Yet for all the freedom they have had in their latest productions, there is one thing they share: The desire to return to the roots of animated film even if they also apply new technologies doing so. Yet they often prefer the traditional drawn animation, the use of models and figures, as well as pixilation and other simple tools. It is as though they want to take heed of McLaren’s advice that anyone who feels like making animated films should make do with whatever is at hand right then without a huge Hollywood budget. These new filmmakers from Québec are also concerned with the fate of our planet, the misery caused by the ever-present wars, with violence and the need to do something about the loneliness of our fellow human beings. While it is true that their films are frequently harrowing, they do not lack humour. In this respect, one recalls the ONF animation filmmakers for whom humour represented an important component in lightening the manner in which their message could be conveyed and spread. One only has to think of McLaren’s propaganda films to promote the purchase of victory bonds, such as "V for Victory", which always had a funny ending. This tradition is continuing in today’s animated films from Québec – and often in a highly effective way.

Ian Gailer

The Films

D'ALÉAS (OF EVENTS), Mathieu Tremblay (Animation, Canada 2010)

Following the rhythm of a train, the boundaries between a woman, a man, a child, an old man, a destination and a set of diffuse memories and desires conditioning their journey slowly fade away.

JODA (APART), Theodore Ushev (Animation, Canada, 2012)

A woman writes a letter to a man who will read it from his jail cell. A letter of love, of concern, compassion, suffering and hope.

LA DANSE DU SANG DES AUTRES (AND ENDLESS MASSACRE), Jacques Marchand (Animation, Canada, 2011)

During the twentieth century, we killed or let die more humans than ever before in history. This short animation film deals with genocides and geno- cidal crimes which plagued this period of time.

UN VORTEX DANS FACE (A VORTEX IN THE FACE), Joël Vaudreuil (Animation, Canada, 2010)

The life of a man with a strange handicap.

MULVAR IS CORRECT CANDIDATE, Patrick Désilets (Animation, Canada, 2011)

Mulvar’s shallow understanding of human politics does not keep him from running for election. This is his TV advertising campaign.

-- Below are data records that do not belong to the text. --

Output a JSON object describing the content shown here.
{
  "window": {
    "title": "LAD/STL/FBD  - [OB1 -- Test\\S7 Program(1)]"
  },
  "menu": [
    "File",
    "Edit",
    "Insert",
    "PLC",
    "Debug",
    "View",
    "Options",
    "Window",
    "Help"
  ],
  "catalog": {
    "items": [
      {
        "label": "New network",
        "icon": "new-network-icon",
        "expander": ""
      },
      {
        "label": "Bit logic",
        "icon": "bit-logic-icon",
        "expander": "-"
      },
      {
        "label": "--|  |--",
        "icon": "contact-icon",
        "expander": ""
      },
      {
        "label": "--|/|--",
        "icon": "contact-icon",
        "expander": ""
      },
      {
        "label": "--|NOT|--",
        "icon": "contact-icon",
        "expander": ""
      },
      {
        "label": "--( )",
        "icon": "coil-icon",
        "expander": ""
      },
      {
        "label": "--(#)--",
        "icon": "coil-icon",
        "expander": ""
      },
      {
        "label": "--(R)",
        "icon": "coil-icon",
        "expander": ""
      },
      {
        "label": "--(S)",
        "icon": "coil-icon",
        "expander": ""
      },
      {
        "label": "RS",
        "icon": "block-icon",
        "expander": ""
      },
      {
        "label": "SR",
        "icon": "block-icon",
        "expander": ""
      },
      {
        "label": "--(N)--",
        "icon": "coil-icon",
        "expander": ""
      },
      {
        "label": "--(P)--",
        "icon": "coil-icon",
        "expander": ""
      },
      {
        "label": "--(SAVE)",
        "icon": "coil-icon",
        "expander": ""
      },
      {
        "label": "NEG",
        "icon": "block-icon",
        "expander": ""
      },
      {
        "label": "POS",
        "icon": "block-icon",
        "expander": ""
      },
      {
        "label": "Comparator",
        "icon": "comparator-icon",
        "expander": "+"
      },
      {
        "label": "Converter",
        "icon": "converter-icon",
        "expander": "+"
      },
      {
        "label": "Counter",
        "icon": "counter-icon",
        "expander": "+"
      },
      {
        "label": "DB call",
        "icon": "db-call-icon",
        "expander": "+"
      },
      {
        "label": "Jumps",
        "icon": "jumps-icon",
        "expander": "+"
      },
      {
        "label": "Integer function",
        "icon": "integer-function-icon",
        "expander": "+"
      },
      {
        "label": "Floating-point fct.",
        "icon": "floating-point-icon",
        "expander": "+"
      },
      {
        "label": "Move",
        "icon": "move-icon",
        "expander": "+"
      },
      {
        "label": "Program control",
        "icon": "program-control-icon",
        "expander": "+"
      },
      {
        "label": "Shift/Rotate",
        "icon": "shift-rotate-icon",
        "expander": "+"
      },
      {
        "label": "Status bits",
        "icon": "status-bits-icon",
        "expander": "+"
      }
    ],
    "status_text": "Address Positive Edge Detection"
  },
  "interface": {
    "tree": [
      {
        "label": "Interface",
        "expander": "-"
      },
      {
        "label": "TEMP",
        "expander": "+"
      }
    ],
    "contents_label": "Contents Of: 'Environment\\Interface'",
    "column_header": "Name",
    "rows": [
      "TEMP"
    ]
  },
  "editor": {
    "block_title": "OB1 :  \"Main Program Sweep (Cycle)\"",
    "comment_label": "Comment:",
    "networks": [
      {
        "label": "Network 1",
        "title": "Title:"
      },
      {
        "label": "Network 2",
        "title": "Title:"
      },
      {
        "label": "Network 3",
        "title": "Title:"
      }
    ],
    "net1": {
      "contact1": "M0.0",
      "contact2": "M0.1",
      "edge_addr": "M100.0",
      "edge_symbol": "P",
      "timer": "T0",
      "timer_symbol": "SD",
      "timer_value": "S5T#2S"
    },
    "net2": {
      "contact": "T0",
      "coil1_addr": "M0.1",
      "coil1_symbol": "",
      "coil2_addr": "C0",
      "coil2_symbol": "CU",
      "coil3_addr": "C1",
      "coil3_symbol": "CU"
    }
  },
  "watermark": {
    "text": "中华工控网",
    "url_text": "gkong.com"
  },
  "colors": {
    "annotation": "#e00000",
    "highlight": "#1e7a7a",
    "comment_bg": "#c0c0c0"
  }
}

PAULA, Élise Labbé (Fiction, Canada, 2011)

A disturbing expressionist portrait of a working-class neighbourhood tragedy featuring a prostitute and a young child.

BLANCHE FRAISE, Frédérick Tremblay (Animation, Canada, 2011)

A rabbit couple tries to survive in a dying forest.


A modern-day couple’s secret love affair comes to a bittersweet end during an evening phone call. But the visuals reveal something entirely different: The epic reinterpretation of their relationship set in feudal China.

UMBRA, Malcom Sutherland (Animation, Canada, 2010)

An explorer ventures into an unknown world, yet it seems that he has been there before.

TRIPTYCH-2, Pierre Hébert (Animation, Canada, 2012)

An abstract film made from the video capture of a live animation perfor- mance presented in Vienna at the Stadtkirche with Andrea Martignon during the Vienna Independent Shorts Festival.

TIGRE (TIGER), Alexandre Roy (Animation, Canada, 2012)

Take a trip on a tiger’s back. With an improvised soundtrack recorded during a live show by dumas and his band.

A GIRL NAMED ELASTIKA, Guillaume Blanchet (Animation, Canada, 2012)

Elastika is not like any other little girl. Because she is made of elastic and her universe is a land of cork. Her journey is also one of a kind and was shot in stop-motion that required over 10,000 images.

MONKEY MOON, Emmanuel Gatera, Antoine  Rouleau (Animation, Canada, 2011)

A monkey is peacefully enjoying its banana in the jungle when it’s suddenly captured to be sent into space.